(DESCRIPTION OF THE TASK)
Every line in the data below that holds "value" should be found and copied.

[GIVEN ENTRIES — start]

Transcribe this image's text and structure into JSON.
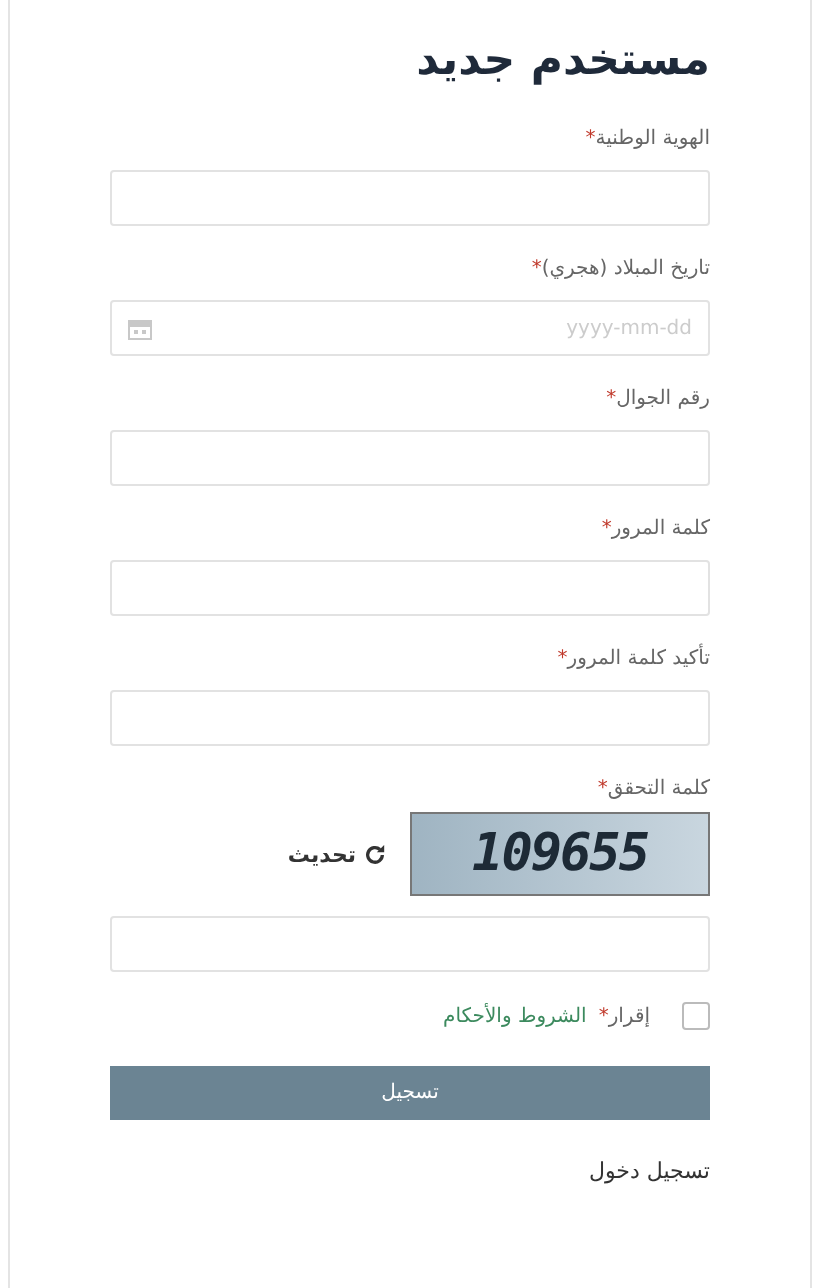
{
  "title": "مستخدم جديد",
  "fields": [
    {
      "kind": "text",
      "label": "الهوية الوطنية",
      "mark": "*"
    },
    {
      "kind": "date",
      "label": "تاريخ المبلاد (هجري)",
      "mark": "*",
      "placeholder": "yyyy-mm-dd"
    },
    {
      "kind": "text",
      "label": "رقم الجوال",
      "mark": "*"
    },
    {
      "kind": "text",
      "label": "كلمة المرور",
      "mark": "*"
    },
    {
      "kind": "text",
      "label": "تأكيد كلمة المرور",
      "mark": "*"
    }
  ],
  "captcha": {
    "label": "كلمة التحقق",
    "mark": "*",
    "code": "109655",
    "refresh": "تحديث"
  },
  "consent": {
    "checked": false,
    "label": "إقرار",
    "mark": "*",
    "link": "الشروط والأحكام"
  },
  "submit": "تسجيل",
  "login_link": "تسجيل دخول"
}
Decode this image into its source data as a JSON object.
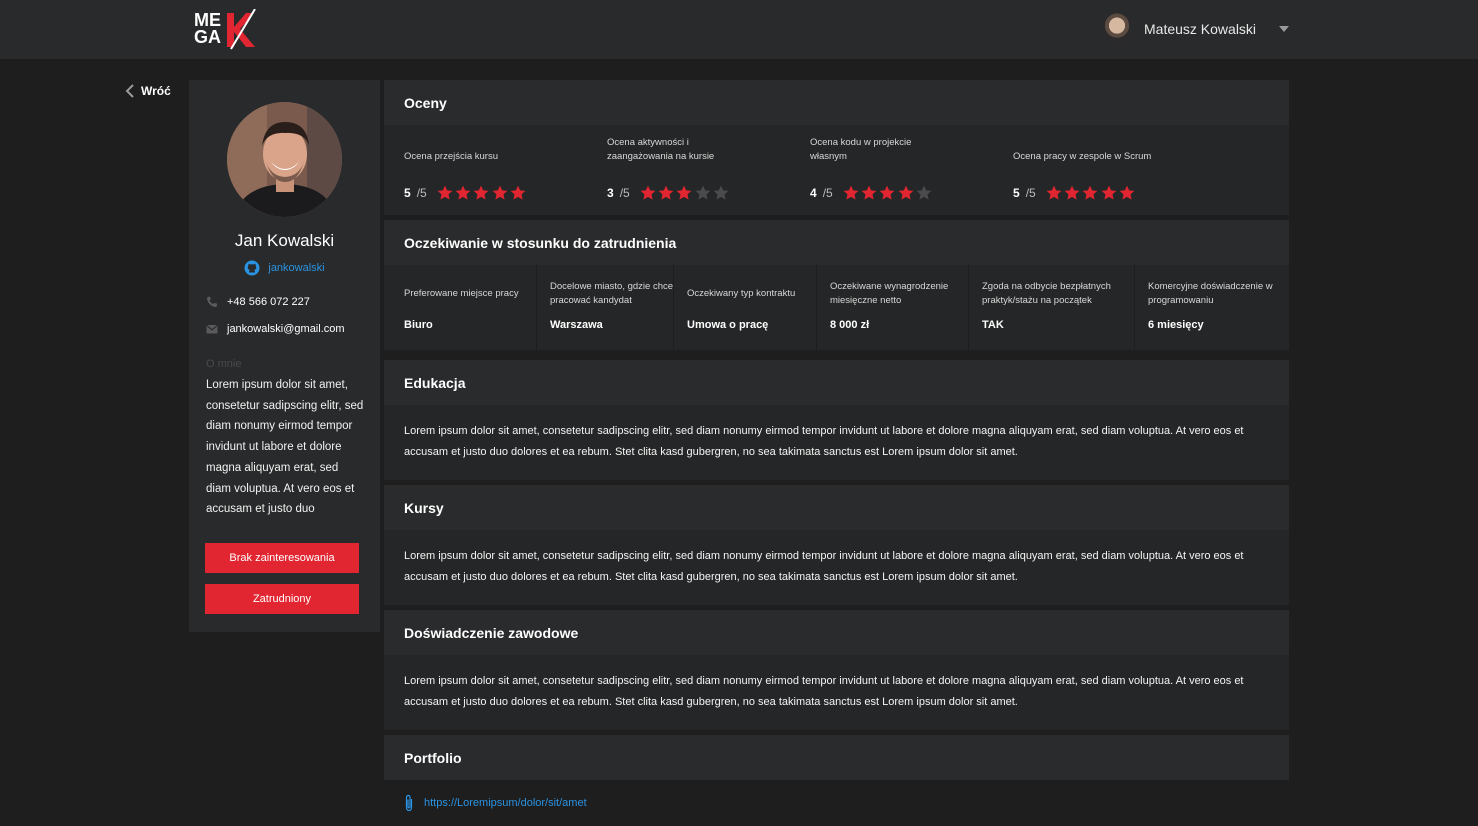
{
  "header": {
    "logo_line1": "ME",
    "logo_line2": "GA",
    "user_name": "Mateusz Kowalski"
  },
  "back_label": "Wróć",
  "profile": {
    "name": "Jan Kowalski",
    "github": "jankowalski",
    "phone": "+48 566 072 227",
    "email": "jankowalski@gmail.com",
    "about_heading": "O mnie",
    "about_text": "Lorem ipsum dolor sit amet, consetetur sadipscing elitr, sed diam nonumy eirmod tempor invidunt ut labore et dolore magna aliquyam erat, sed diam voluptua. At vero eos et accusam et justo duo",
    "btn_no_interest": "Brak zainteresowania",
    "btn_hired": "Zatrudniony"
  },
  "ratings": {
    "title": "Oceny",
    "items": [
      {
        "label": "Ocena przejścia kursu",
        "score": "5",
        "of": "/5",
        "value": 5
      },
      {
        "label": "Ocena aktywności i zaangażowania na kursie",
        "score": "3",
        "of": "/5",
        "value": 3
      },
      {
        "label": "Ocena kodu w projekcie własnym",
        "score": "4",
        "of": "/5",
        "value": 4
      },
      {
        "label": "Ocena pracy w zespole w Scrum",
        "score": "5",
        "of": "/5",
        "value": 5
      }
    ],
    "star_color_on": "#e12531",
    "star_color_off": "#4b4b4d"
  },
  "expectations": {
    "title": "Oczekiwanie w stosunku do zatrudnienia",
    "items": [
      {
        "label": "Preferowane miejsce pracy",
        "value": "Biuro"
      },
      {
        "label": "Docelowe miasto, gdzie chce pracować kandydat",
        "value": "Warszawa"
      },
      {
        "label": "Oczekiwany typ kontraktu",
        "value": "Umowa o pracę"
      },
      {
        "label": "Oczekiwane wynagrodzenie miesięczne netto",
        "value": "8 000 zł"
      },
      {
        "label": "Zgoda na odbycie bezpłatnych praktyk/stażu na początek",
        "value": "TAK"
      },
      {
        "label": "Komercyjne doświadczenie w programowaniu",
        "value": "6 miesięcy"
      }
    ]
  },
  "education": {
    "title": "Edukacja",
    "text": "Lorem ipsum dolor sit amet, consetetur sadipscing elitr, sed diam nonumy eirmod tempor invidunt ut labore et dolore magna aliquyam erat, sed diam voluptua. At vero eos et accusam et justo duo dolores et ea rebum. Stet clita kasd gubergren, no sea takimata sanctus est Lorem ipsum dolor sit amet."
  },
  "courses": {
    "title": "Kursy",
    "text": "Lorem ipsum dolor sit amet, consetetur sadipscing elitr, sed diam nonumy eirmod tempor invidunt ut labore et dolore magna aliquyam erat, sed diam voluptua. At vero eos et accusam et justo duo dolores et ea rebum. Stet clita kasd gubergren, no sea takimata sanctus est Lorem ipsum dolor sit amet."
  },
  "experience": {
    "title": "Doświadczenie zawodowe",
    "text": "Lorem ipsum dolor sit amet, consetetur sadipscing elitr, sed diam nonumy eirmod tempor invidunt ut labore et dolore magna aliquyam erat, sed diam voluptua. At vero eos et accusam et justo duo dolores et ea rebum. Stet clita kasd gubergren, no sea takimata sanctus est Lorem ipsum dolor sit amet."
  },
  "portfolio": {
    "title": "Portfolio",
    "link": "https://Loremipsum/dolor/sit/amet"
  },
  "icons": {
    "back": "chevron-left-icon",
    "caret": "caret-down-icon",
    "github": "github-icon",
    "phone": "phone-icon",
    "email": "envelope-icon",
    "star": "star-icon",
    "attachment": "paperclip-icon"
  }
}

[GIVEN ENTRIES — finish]

(WRITTEN ANSWER)
        "value": 5
        "value": 3
        "value": 4
        "value": 5
        "value": "Biuro"
        "value": "Warszawa"
        "value": "Umowa o pracę"
        "value": "8 000 zł"
        "value": "TAK"
        "value": "6 miesięcy"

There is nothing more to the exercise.